When Quentin Tarantino made Reservoir Dogs, he purposefully left out the scenes you would expect out of a crime movie. Instead of the diamond robbery itself, he focused on the paranoia and interactions that lead up to and spun out of it. That makes a Reservoir Dogs game seem a little silly. Sure they have guns, but about 60% of the movie is people talking in one tiny warehouse. The game chooses to let you play through the aspects of the movie that you never got to see, leaving you with a rather stale crime game about guys in black suits. The only redemption would have been a Dance Dance Revolution style level of Mr. Blonde dancing to “Stuck in the Middle With You” while cutting a cop’s ear off.
6. Wayne’s World
The only way you could possibly defend this game is to say that out of SNL based movies, Wayne’s World deserved a game the most. Talk about damning with faint praise. The movie is about two slackers who sit on their couch and do a public access TV show from a basement. Fine concept for a comedy film, but it doesn’t exactly lend itself to exciting gaming. The player runs around as Wayne in bizarre stages, shooting lasers from your guitar and avoiding such “non-rockin” items as bagpipes and accordions. Still, better than a game of The Ladies Man.

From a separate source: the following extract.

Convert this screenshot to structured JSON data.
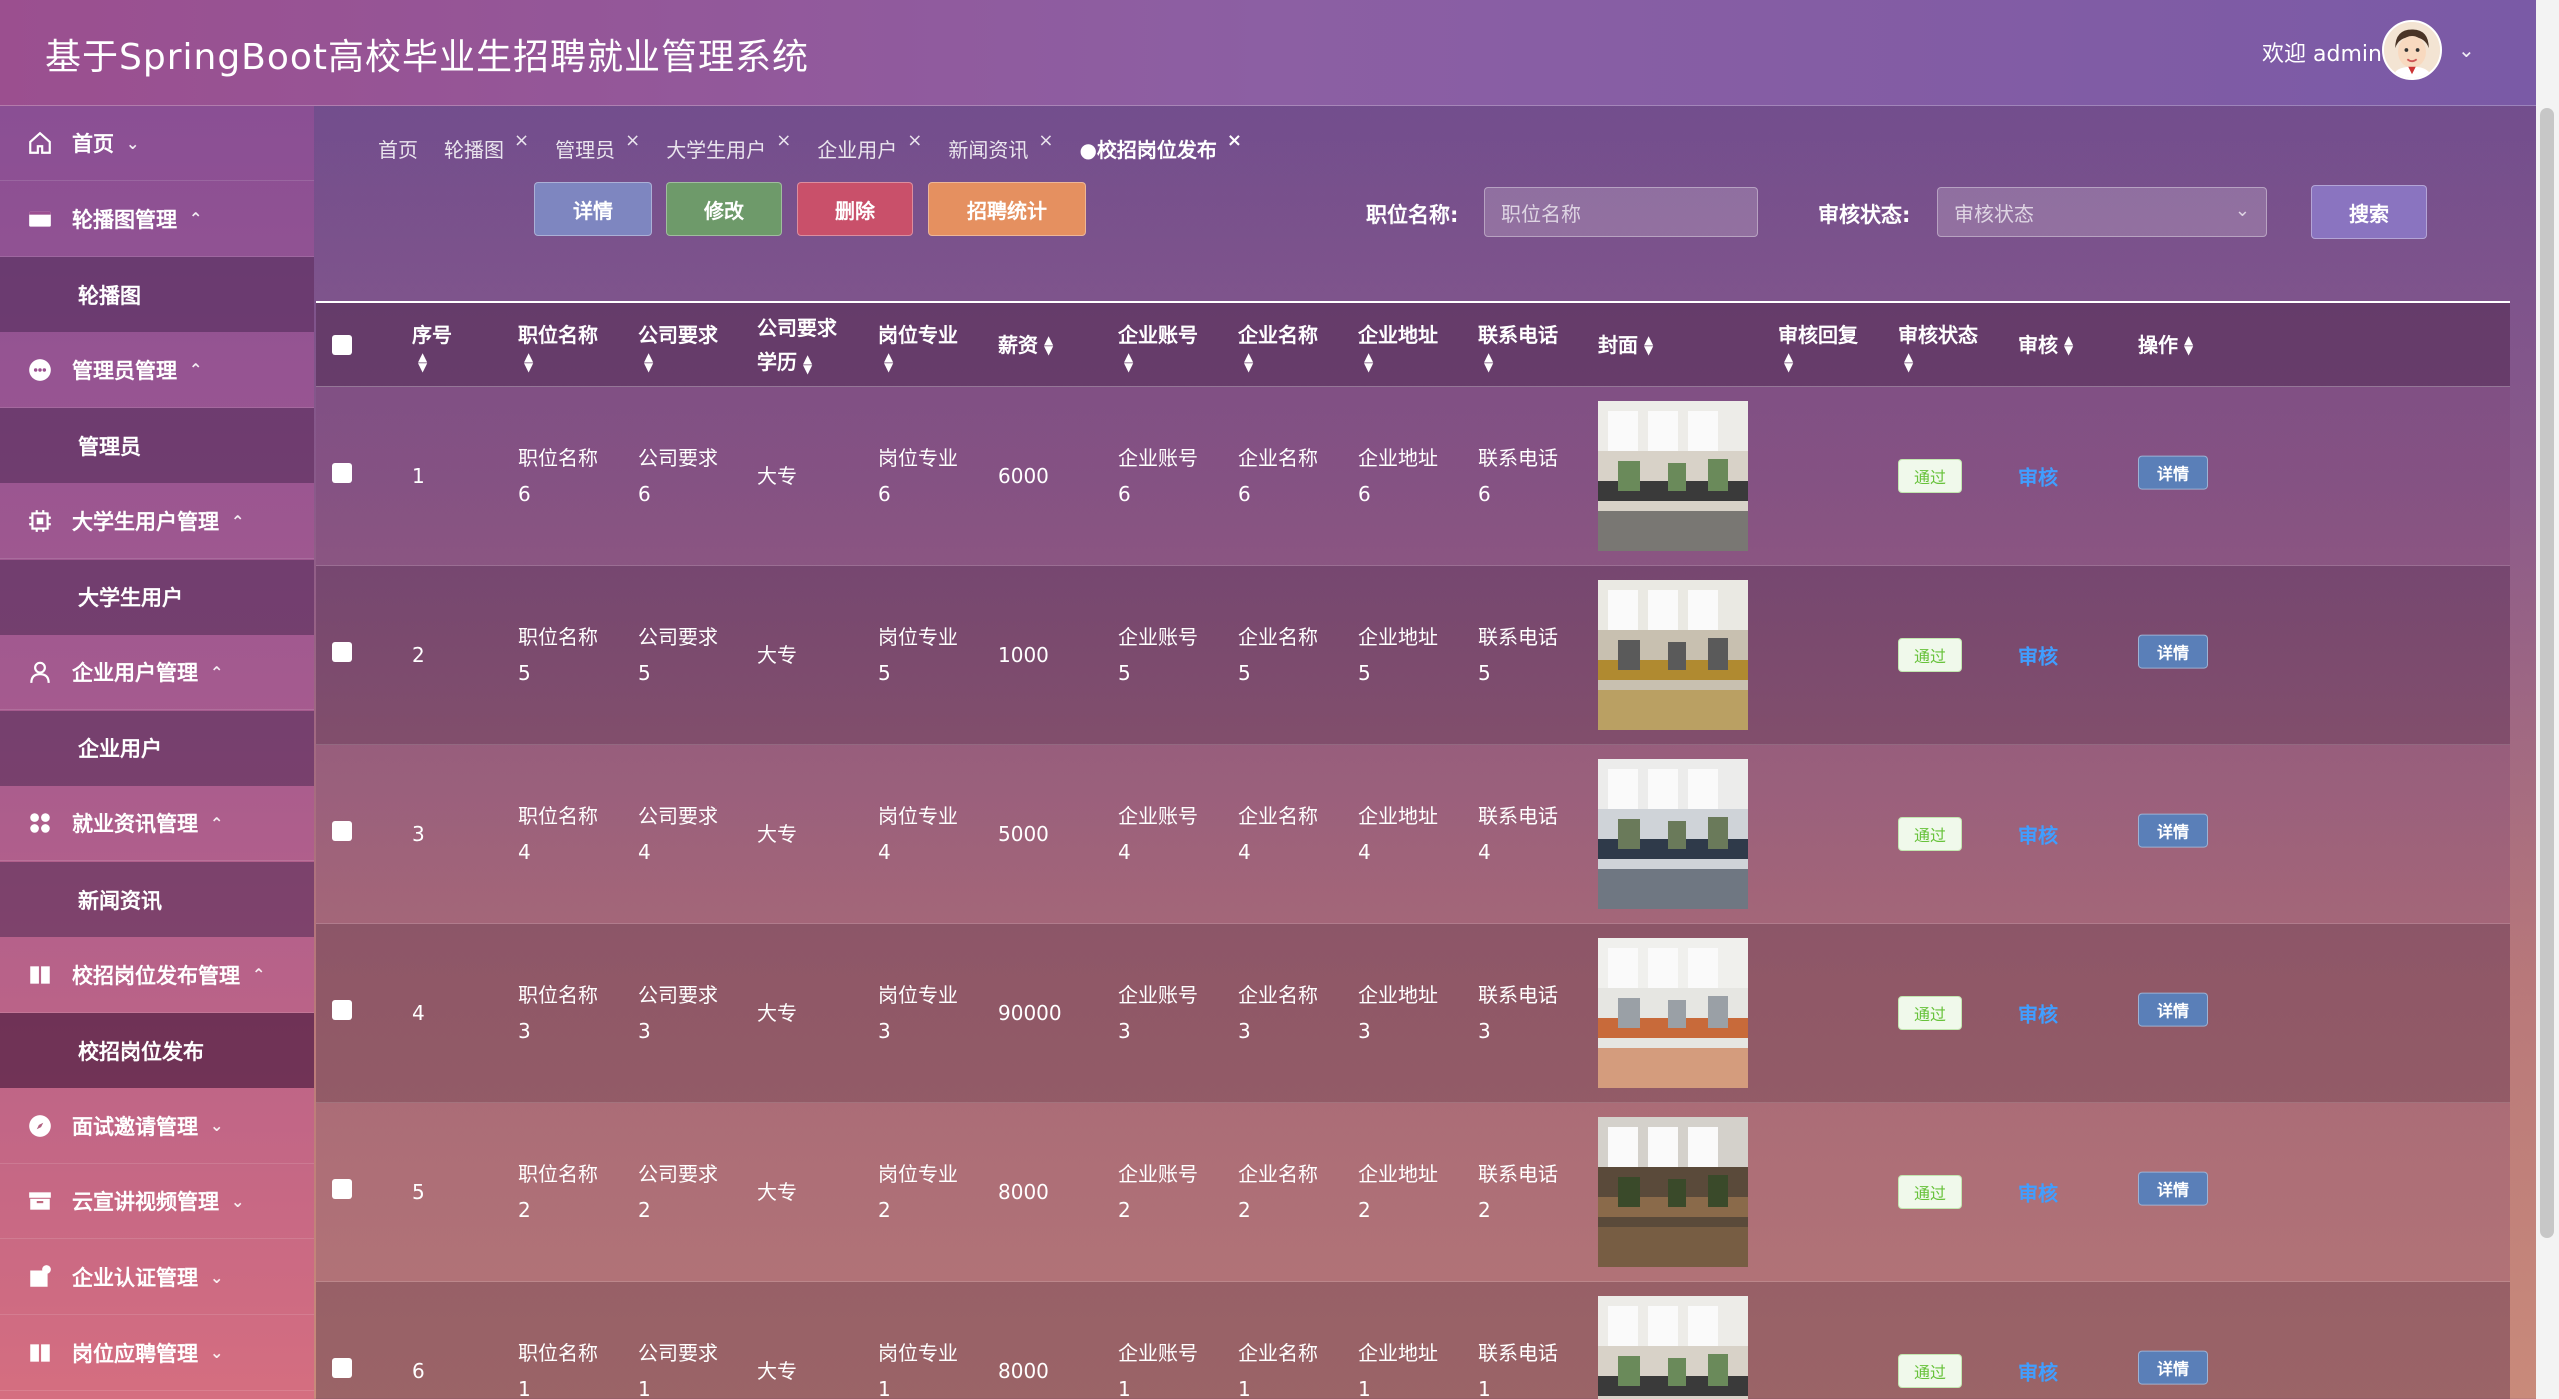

5. Fight Club
There’s something almost poetically ironic about a movie so focused on anti-commercialism and social anarchy becoming the basis for an unoriginal fighting game. Although the fight club is only one element of the film, the creators of this game chose to focus entirely on that and distill the movie down to a simple one-on-one fighting game. Then, in a potent instance of adding insult to injury, completing the whole game unlocks Limp Bizkit lead “singer” Fred Durst as a playable character. However, you could look at the bright side. That means you get to punch Fred Durst in the face whenever you want to.

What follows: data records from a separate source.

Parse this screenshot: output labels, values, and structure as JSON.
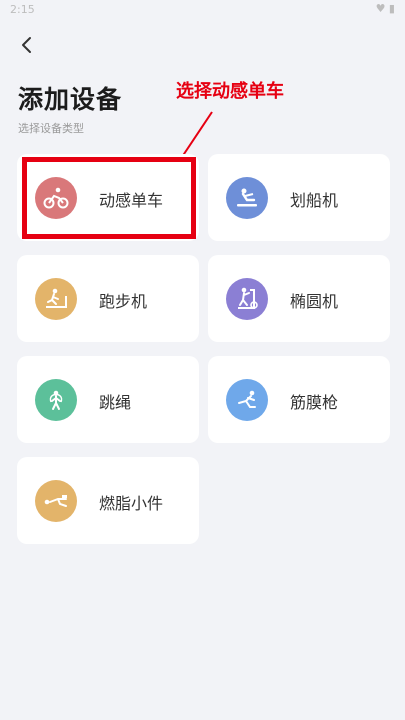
{
  "status_bar": {
    "time": "2:15",
    "icons": "♥ ▮"
  },
  "header": {
    "title": "添加设备",
    "subtitle": "选择设备类型"
  },
  "annotation": {
    "text": "选择动感单车",
    "color": "#e60012"
  },
  "devices": [
    {
      "label": "动感单车",
      "icon": "bike-icon",
      "color": "#d9787a"
    },
    {
      "label": "划船机",
      "icon": "rowing-icon",
      "color": "#6e8fd8"
    },
    {
      "label": "跑步机",
      "icon": "treadmill-icon",
      "color": "#e3b46a"
    },
    {
      "label": "椭圆机",
      "icon": "elliptical-icon",
      "color": "#8b7fd4"
    },
    {
      "label": "跳绳",
      "icon": "jump-rope-icon",
      "color": "#5cc09a"
    },
    {
      "label": "筋膜枪",
      "icon": "massage-gun-icon",
      "color": "#6fa8ea"
    },
    {
      "label": "燃脂小件",
      "icon": "fat-burning-icon",
      "color": "#e3b46a"
    }
  ]
}
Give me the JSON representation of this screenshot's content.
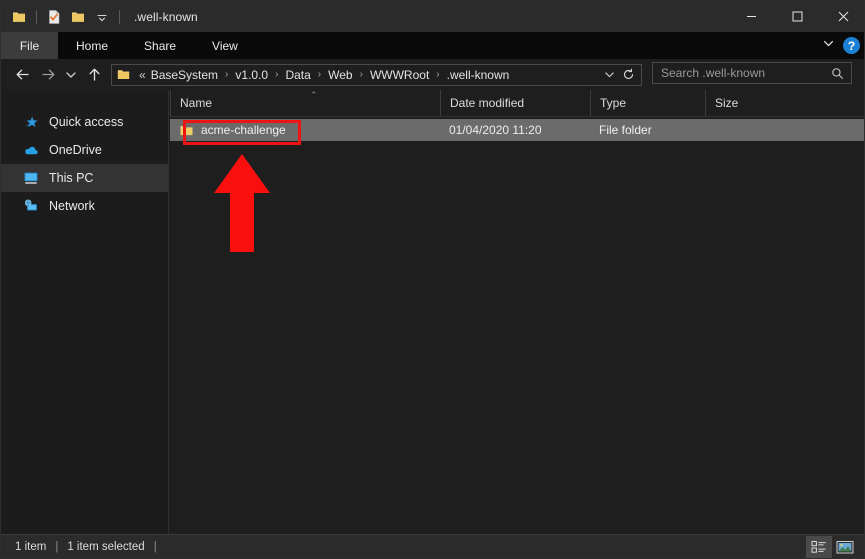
{
  "window": {
    "title": ".well-known",
    "quick_access_toolbar": [
      {
        "name": "folder-icon",
        "label": "Explorer"
      },
      {
        "name": "properties-icon",
        "label": "Properties"
      },
      {
        "name": "new-folder-icon",
        "label": "New folder"
      },
      {
        "name": "chevron-down-icon",
        "label": "Customize Quick Access Toolbar"
      }
    ],
    "controls": {
      "minimize": "—",
      "maximize": "☐",
      "close": "✕"
    }
  },
  "ribbon": {
    "tabs": [
      {
        "label": "File",
        "selected": true
      },
      {
        "label": "Home",
        "selected": false
      },
      {
        "label": "Share",
        "selected": false
      },
      {
        "label": "View",
        "selected": false
      }
    ],
    "collapse_icon": "chevron-down-icon",
    "help_label": "?"
  },
  "navigation": {
    "back_icon": "arrow-left-icon",
    "forward_icon": "arrow-right-icon",
    "recent_icon": "chevron-down-icon",
    "up_icon": "arrow-up-icon",
    "breadcrumb": {
      "leading": "«",
      "separator": "›",
      "items": [
        "BaseSystem",
        "v1.0.0",
        "Data",
        "Web",
        "WWWRoot",
        ".well-known"
      ]
    },
    "history_icon": "chevron-down-icon",
    "refresh_icon": "refresh-icon"
  },
  "search": {
    "placeholder": "Search .well-known",
    "icon": "search-icon"
  },
  "sidebar": {
    "items": [
      {
        "label": "Quick access",
        "icon": "star-icon",
        "selected": false
      },
      {
        "label": "OneDrive",
        "icon": "cloud-icon",
        "selected": false
      },
      {
        "label": "This PC",
        "icon": "monitor-icon",
        "selected": true
      },
      {
        "label": "Network",
        "icon": "network-icon",
        "selected": false
      }
    ]
  },
  "file_list": {
    "columns": [
      {
        "label": "Name",
        "sorted": "ascending"
      },
      {
        "label": "Date modified",
        "sorted": ""
      },
      {
        "label": "Type",
        "sorted": ""
      },
      {
        "label": "Size",
        "sorted": ""
      }
    ],
    "sort_caret": "⌃",
    "rows": [
      {
        "name": "acme-challenge",
        "date_modified": "01/04/2020 11:20",
        "type": "File folder",
        "size": "",
        "icon": "folder-icon",
        "selected": true,
        "annotated": true
      }
    ]
  },
  "status_bar": {
    "item_count": "1 item",
    "selection": "1 item selected",
    "separator": "|",
    "view_buttons": [
      {
        "name": "details-view-icon",
        "active": true
      },
      {
        "name": "large-icons-view-icon",
        "active": false
      }
    ]
  },
  "annotations": {
    "highlight_color": "#ef1414",
    "rectangle": {
      "target": "acme-challenge"
    },
    "arrow": {
      "direction": "up",
      "target": "acme-challenge"
    }
  }
}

4. Street Fighter: The Movie
Street Fighter: The Movie: The Game is a game based on a movie based on the game Street Fighter. Instead of cartoon characters fighting each other, now slightly more realistic characters based on the actors in the movie who are supposed to look like the cartoon characters fight each other. There is no reason for this to exist.
3. The Da Vinci Code
It may be a slight mistake to base a video game on a movie where the action packed climax comes in the form of Tom Hanks spinning dials on a tiny puzzle tube. Instead of just focusing on making it a puzzle game, there is actually car chases, stealth and combat as well. Because really, when you think of The Da Vinci Code, you think of action. Not to mention that the fun of a puzzle/mystery game is unraveling the truth of the game yourself, which is impossible when you’ve already read the book and seen the movie. Mystery solved at that point. As far as Tom Hanks movies go, a Philadelphia game might be more fun.
2. Little Nicky
When you look at a list of Adam Sandler movies, it’s possible to see how games could be spun out of them. A Happy Gilmore golfing game perhaps? How about a Waterboy football game? Nope, the movie they decided to immortalize as a game was Little Nicky, a forgettable movie by Adam Sandler standards, and that’s saying something. Besides walking around New York fighting demons and eating Popeye’s chicken, the game features wonderful mini games such as shoving a pineapple up Hitler’s ass (shown above). When a game has to make a whole mini-game based on that gag you know it’s in trouble.
1. Napoleon Dynamite
We all remember a few years ago when Napoleon fever hit the world. Every kind of product imaginable had Jon Heder’s awkward face plastered on it and you couldn’t go three feet without hearing someone quoting it. So it’s really not a shock that some enterprising young game creator pushed ahead a Napoleon game. But that doesn’t make it right. From such activities as tetherball, feeding a llama and dancing that famous dance, you can play through the life of Napoleon with all the excitement and gusto you saw in the film. As in not very much at all.